(Beginning of DATASET ENTRIES)
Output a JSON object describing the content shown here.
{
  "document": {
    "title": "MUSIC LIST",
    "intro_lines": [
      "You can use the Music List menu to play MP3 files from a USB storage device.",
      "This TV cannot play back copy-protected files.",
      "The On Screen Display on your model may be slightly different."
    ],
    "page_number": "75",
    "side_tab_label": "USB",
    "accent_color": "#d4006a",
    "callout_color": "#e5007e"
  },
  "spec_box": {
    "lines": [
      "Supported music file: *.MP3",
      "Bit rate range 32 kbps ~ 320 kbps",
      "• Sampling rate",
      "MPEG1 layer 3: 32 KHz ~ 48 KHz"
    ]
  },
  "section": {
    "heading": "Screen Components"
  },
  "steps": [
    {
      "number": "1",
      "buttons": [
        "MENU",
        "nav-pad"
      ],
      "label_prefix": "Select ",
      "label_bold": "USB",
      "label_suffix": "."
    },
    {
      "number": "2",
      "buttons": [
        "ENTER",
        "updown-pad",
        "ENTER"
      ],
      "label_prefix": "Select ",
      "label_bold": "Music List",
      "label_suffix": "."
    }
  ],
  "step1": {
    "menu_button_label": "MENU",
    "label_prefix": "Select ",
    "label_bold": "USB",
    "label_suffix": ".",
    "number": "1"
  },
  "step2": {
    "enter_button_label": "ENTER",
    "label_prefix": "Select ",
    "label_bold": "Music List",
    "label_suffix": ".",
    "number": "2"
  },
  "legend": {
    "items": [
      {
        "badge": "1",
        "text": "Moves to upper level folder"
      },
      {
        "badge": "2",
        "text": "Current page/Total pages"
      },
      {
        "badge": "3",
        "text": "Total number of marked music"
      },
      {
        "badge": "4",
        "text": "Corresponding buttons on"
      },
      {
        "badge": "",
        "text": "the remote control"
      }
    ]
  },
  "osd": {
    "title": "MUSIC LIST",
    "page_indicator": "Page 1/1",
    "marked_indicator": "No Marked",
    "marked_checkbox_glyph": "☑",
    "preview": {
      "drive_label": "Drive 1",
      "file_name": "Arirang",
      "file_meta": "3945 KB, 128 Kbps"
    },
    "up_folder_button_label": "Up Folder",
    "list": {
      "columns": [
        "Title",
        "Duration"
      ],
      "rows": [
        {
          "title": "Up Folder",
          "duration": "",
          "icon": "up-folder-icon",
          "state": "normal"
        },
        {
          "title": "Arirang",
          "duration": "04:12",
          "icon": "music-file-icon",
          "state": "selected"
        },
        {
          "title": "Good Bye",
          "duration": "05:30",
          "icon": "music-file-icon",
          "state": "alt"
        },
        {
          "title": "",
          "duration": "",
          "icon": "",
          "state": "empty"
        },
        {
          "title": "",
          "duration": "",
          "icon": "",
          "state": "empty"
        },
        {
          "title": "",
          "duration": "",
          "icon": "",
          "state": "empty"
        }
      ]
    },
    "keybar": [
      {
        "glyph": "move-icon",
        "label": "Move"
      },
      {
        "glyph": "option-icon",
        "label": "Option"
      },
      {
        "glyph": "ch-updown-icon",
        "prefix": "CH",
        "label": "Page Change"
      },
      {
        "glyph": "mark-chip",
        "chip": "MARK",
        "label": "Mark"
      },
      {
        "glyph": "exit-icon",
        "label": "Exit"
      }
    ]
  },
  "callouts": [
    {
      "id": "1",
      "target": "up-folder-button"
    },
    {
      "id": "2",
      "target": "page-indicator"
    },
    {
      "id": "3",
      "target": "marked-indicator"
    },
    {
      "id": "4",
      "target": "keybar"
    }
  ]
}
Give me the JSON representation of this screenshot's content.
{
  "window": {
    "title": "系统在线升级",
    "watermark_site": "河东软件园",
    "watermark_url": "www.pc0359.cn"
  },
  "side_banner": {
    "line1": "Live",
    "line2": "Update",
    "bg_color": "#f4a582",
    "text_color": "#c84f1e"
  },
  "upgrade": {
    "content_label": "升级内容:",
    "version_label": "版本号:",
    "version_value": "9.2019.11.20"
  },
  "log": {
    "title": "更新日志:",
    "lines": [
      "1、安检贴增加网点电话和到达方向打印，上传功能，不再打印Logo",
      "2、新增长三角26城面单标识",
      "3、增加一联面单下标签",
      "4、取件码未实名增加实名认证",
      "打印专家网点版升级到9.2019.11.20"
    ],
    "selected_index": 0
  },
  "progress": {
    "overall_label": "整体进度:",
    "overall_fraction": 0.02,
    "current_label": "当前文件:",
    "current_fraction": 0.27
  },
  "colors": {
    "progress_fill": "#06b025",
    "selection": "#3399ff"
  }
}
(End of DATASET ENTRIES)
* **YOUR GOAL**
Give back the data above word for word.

* **RESULT BELOW**
Output a JSON object describing the content shown here.
{
  "document": {
    "title": "MUSIC LIST",
    "intro_lines": [
      "You can use the Music List menu to play MP3 files from a USB storage device.",
      "This TV cannot play back copy-protected files.",
      "The On Screen Display on your model may be slightly different."
    ],
    "page_number": "75",
    "side_tab_label": "USB",
    "accent_color": "#d4006a",
    "callout_color": "#e5007e"
  },
  "spec_box": {
    "lines": [
      "Supported music file: *.MP3",
      "Bit rate range 32 kbps ~ 320 kbps",
      "• Sampling rate",
      "MPEG1 layer 3: 32 KHz ~ 48 KHz"
    ]
  },
  "section": {
    "heading": "Screen Components"
  },
  "steps": [
    {
      "number": "1",
      "buttons": [
        "MENU",
        "nav-pad"
      ],
      "label_prefix": "Select ",
      "label_bold": "USB",
      "label_suffix": "."
    },
    {
      "number": "2",
      "buttons": [
        "ENTER",
        "updown-pad",
        "ENTER"
      ],
      "label_prefix": "Select ",
      "label_bold": "Music List",
      "label_suffix": "."
    }
  ],
  "step1": {
    "menu_button_label": "MENU",
    "label_prefix": "Select ",
    "label_bold": "USB",
    "label_suffix": ".",
    "number": "1"
  },
  "step2": {
    "enter_button_label": "ENTER",
    "label_prefix": "Select ",
    "label_bold": "Music List",
    "label_suffix": ".",
    "number": "2"
  },
  "legend": {
    "items": [
      {
        "badge": "1",
        "text": "Moves to upper level folder"
      },
      {
        "badge": "2",
        "text": "Current page/Total pages"
      },
      {
        "badge": "3",
        "text": "Total number of marked music"
      },
      {
        "badge": "4",
        "text": "Corresponding buttons on"
      },
      {
        "badge": "",
        "text": "the remote control"
      }
    ]
  },
  "osd": {
    "title": "MUSIC LIST",
    "page_indicator": "Page 1/1",
    "marked_indicator": "No Marked",
    "marked_checkbox_glyph": "☑",
    "preview": {
      "drive_label": "Drive 1",
      "file_name": "Arirang",
      "file_meta": "3945 KB, 128 Kbps"
    },
    "up_folder_button_label": "Up Folder",
    "list": {
      "columns": [
        "Title",
        "Duration"
      ],
      "rows": [
        {
          "title": "Up Folder",
          "duration": "",
          "icon": "up-folder-icon",
          "state": "normal"
        },
        {
          "title": "Arirang",
          "duration": "04:12",
          "icon": "music-file-icon",
          "state": "selected"
        },
        {
          "title": "Good Bye",
          "duration": "05:30",
          "icon": "music-file-icon",
          "state": "alt"
        },
        {
          "title": "",
          "duration": "",
          "icon": "",
          "state": "empty"
        },
        {
          "title": "",
          "duration": "",
          "icon": "",
          "state": "empty"
        },
        {
          "title": "",
          "duration": "",
          "icon": "",
          "state": "empty"
        }
      ]
    },
    "keybar": [
      {
        "glyph": "move-icon",
        "label": "Move"
      },
      {
        "glyph": "option-icon",
        "label": "Option"
      },
      {
        "glyph": "ch-updown-icon",
        "prefix": "CH",
        "label": "Page Change"
      },
      {
        "glyph": "mark-chip",
        "chip": "MARK",
        "label": "Mark"
      },
      {
        "glyph": "exit-icon",
        "label": "Exit"
      }
    ]
  },
  "callouts": [
    {
      "id": "1",
      "target": "up-folder-button"
    },
    {
      "id": "2",
      "target": "page-indicator"
    },
    {
      "id": "3",
      "target": "marked-indicator"
    },
    {
      "id": "4",
      "target": "keybar"
    }
  ]
}
Give me the JSON representation of this screenshot's content.
{
  "window": {
    "title": "系统在线升级",
    "watermark_site": "河东软件园",
    "watermark_url": "www.pc0359.cn"
  },
  "side_banner": {
    "line1": "Live",
    "line2": "Update",
    "bg_color": "#f4a582",
    "text_color": "#c84f1e"
  },
  "upgrade": {
    "content_label": "升级内容:",
    "version_label": "版本号:",
    "version_value": "9.2019.11.20"
  },
  "log": {
    "title": "更新日志:",
    "lines": [
      "1、安检贴增加网点电话和到达方向打印，上传功能，不再打印Logo",
      "2、新增长三角26城面单标识",
      "3、增加一联面单下标签",
      "4、取件码未实名增加实名认证",
      "打印专家网点版升级到9.2019.11.20"
    ],
    "selected_index": 0
  },
  "progress": {
    "overall_label": "整体进度:",
    "overall_fraction": 0.02,
    "current_label": "当前文件:",
    "current_fraction": 0.27
  },
  "colors": {
    "progress_fill": "#06b025",
    "selection": "#3399ff"
  }
}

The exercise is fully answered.